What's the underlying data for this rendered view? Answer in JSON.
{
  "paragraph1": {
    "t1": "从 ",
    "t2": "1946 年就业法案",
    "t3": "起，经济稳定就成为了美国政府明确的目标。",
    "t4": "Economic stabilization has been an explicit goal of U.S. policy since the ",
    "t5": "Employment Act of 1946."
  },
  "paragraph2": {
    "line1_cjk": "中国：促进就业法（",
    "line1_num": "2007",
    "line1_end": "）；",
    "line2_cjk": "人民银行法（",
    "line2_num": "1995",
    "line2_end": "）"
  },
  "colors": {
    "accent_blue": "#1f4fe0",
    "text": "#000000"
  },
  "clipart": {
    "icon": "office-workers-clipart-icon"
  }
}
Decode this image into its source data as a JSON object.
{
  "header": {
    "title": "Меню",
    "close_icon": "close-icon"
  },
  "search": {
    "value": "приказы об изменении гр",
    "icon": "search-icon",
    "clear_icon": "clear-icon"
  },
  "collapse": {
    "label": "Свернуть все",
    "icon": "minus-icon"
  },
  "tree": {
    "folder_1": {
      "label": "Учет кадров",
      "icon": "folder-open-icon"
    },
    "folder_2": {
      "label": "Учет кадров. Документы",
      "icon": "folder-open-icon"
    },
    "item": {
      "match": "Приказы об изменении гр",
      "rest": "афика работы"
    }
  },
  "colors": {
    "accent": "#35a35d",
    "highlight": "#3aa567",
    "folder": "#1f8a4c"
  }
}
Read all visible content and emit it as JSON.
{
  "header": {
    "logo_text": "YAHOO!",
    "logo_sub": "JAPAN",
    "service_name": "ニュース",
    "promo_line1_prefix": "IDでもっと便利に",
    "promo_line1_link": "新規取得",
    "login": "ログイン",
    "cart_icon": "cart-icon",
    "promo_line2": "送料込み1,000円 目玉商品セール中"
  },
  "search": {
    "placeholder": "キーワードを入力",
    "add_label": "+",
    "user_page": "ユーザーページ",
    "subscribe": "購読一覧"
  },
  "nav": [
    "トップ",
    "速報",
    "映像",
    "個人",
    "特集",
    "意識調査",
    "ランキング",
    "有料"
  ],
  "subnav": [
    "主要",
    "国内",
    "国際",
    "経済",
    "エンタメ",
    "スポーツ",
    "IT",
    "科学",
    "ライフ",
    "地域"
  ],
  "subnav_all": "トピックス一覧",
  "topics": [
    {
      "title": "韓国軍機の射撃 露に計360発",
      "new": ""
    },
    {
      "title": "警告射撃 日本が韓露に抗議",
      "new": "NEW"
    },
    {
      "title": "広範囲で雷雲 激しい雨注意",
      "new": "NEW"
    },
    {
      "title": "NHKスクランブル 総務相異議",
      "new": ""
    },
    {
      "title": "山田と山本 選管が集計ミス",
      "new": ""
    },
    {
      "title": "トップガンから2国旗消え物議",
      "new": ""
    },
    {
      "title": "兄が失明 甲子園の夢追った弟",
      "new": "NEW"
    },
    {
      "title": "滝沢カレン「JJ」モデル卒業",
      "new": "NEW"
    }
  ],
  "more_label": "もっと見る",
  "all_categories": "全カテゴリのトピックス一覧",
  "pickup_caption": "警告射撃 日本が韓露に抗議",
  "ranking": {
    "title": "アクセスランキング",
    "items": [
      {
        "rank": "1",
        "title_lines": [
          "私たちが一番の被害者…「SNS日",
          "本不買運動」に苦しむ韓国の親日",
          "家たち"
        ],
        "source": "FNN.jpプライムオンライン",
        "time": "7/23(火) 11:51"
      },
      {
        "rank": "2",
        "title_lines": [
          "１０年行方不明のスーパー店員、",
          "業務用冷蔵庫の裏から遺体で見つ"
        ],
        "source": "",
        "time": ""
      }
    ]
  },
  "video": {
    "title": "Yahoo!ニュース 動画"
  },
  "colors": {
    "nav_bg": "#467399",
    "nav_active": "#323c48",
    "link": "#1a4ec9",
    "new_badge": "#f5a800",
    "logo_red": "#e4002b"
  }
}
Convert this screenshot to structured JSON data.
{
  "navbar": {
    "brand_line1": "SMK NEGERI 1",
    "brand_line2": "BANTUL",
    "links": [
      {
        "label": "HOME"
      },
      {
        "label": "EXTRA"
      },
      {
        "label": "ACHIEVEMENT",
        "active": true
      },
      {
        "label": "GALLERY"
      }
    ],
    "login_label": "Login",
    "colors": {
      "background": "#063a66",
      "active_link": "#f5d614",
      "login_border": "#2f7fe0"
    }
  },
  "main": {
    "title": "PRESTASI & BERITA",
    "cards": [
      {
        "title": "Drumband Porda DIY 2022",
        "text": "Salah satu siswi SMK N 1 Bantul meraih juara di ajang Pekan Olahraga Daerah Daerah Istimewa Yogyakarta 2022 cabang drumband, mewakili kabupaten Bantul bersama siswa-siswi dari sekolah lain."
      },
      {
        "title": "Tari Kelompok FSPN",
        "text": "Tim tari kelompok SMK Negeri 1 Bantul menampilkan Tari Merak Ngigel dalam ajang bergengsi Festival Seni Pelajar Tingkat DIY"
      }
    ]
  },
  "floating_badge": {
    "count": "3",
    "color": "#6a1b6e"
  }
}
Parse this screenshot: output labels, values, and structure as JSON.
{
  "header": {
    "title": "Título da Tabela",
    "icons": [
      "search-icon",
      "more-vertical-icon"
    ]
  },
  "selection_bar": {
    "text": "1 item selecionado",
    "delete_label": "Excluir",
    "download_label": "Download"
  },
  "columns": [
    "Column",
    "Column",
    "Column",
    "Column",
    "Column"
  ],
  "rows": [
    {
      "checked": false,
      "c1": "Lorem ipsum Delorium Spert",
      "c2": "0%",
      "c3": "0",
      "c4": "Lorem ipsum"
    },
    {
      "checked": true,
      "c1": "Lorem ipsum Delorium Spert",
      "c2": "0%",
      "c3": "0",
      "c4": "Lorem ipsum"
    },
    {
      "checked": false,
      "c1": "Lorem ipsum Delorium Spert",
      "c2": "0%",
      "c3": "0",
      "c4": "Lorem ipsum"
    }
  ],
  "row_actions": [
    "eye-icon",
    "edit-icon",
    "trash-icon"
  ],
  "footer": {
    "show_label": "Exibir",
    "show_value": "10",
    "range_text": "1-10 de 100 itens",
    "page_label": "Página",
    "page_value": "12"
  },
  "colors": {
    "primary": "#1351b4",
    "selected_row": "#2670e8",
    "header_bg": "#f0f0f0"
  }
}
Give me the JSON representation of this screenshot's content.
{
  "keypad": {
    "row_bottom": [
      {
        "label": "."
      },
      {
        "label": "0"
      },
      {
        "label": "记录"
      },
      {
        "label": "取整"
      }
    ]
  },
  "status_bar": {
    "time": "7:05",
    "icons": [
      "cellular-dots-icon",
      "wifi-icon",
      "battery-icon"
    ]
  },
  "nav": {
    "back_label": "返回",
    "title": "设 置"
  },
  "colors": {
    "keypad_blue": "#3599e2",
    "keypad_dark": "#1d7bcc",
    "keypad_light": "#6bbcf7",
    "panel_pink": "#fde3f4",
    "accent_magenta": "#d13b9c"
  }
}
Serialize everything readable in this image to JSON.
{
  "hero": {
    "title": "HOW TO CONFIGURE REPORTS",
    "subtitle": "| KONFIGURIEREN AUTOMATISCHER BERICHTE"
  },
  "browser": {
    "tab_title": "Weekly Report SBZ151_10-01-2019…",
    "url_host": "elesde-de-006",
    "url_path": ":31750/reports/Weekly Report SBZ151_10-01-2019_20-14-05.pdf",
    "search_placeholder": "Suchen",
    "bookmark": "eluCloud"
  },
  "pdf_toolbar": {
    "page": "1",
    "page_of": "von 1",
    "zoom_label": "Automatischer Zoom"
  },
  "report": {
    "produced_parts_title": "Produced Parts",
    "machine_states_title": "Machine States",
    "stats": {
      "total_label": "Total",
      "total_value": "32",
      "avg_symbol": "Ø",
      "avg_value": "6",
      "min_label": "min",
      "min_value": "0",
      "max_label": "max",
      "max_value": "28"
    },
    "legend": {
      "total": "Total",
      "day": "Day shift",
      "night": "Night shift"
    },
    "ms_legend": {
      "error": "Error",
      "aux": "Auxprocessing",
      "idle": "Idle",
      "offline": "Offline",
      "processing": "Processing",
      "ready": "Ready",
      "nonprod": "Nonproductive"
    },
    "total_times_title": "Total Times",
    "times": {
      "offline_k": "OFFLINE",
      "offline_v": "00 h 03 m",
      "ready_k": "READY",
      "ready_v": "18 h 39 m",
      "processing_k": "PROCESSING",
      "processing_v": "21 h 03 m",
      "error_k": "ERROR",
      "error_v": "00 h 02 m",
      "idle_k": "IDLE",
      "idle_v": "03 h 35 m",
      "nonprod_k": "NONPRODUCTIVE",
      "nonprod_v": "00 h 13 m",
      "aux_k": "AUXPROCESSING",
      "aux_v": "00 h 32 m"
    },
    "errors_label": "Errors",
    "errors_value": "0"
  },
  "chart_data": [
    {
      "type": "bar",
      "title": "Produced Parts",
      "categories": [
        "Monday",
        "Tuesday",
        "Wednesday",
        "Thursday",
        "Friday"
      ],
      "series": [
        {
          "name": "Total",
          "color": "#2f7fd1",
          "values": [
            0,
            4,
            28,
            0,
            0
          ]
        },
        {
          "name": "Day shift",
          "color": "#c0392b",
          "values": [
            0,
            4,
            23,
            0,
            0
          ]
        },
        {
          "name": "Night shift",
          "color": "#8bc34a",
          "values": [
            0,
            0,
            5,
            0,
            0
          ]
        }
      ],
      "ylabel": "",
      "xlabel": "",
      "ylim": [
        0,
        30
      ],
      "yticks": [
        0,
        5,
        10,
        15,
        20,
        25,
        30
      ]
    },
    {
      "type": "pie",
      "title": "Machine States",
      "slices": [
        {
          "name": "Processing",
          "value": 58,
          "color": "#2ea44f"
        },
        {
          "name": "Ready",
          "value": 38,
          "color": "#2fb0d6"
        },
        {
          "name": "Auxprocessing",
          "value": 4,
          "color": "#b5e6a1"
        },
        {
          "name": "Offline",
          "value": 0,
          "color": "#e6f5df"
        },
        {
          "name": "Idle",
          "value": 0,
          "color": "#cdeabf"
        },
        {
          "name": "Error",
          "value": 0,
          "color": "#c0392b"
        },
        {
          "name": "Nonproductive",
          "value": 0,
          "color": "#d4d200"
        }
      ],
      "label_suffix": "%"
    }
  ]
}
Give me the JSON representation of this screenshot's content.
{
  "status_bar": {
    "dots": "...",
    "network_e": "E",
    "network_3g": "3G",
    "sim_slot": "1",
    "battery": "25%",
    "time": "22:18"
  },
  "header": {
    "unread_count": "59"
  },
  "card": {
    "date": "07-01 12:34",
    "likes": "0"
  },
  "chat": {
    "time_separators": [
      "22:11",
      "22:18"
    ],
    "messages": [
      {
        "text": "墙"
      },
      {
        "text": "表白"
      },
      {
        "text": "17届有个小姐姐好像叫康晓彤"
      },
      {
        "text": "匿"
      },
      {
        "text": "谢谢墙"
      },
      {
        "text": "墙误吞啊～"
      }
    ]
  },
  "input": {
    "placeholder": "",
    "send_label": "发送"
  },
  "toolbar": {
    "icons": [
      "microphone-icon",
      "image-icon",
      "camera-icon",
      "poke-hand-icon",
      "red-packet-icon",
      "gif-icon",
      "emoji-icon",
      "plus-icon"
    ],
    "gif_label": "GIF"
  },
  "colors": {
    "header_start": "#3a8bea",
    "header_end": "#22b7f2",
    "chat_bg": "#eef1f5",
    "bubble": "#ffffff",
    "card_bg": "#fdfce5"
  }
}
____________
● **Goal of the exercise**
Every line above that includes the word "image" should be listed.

● **Solution to this problem**
Decode this image into its source data as a JSON object.
Serialize everything readable in this image to JSON.
      "image-icon",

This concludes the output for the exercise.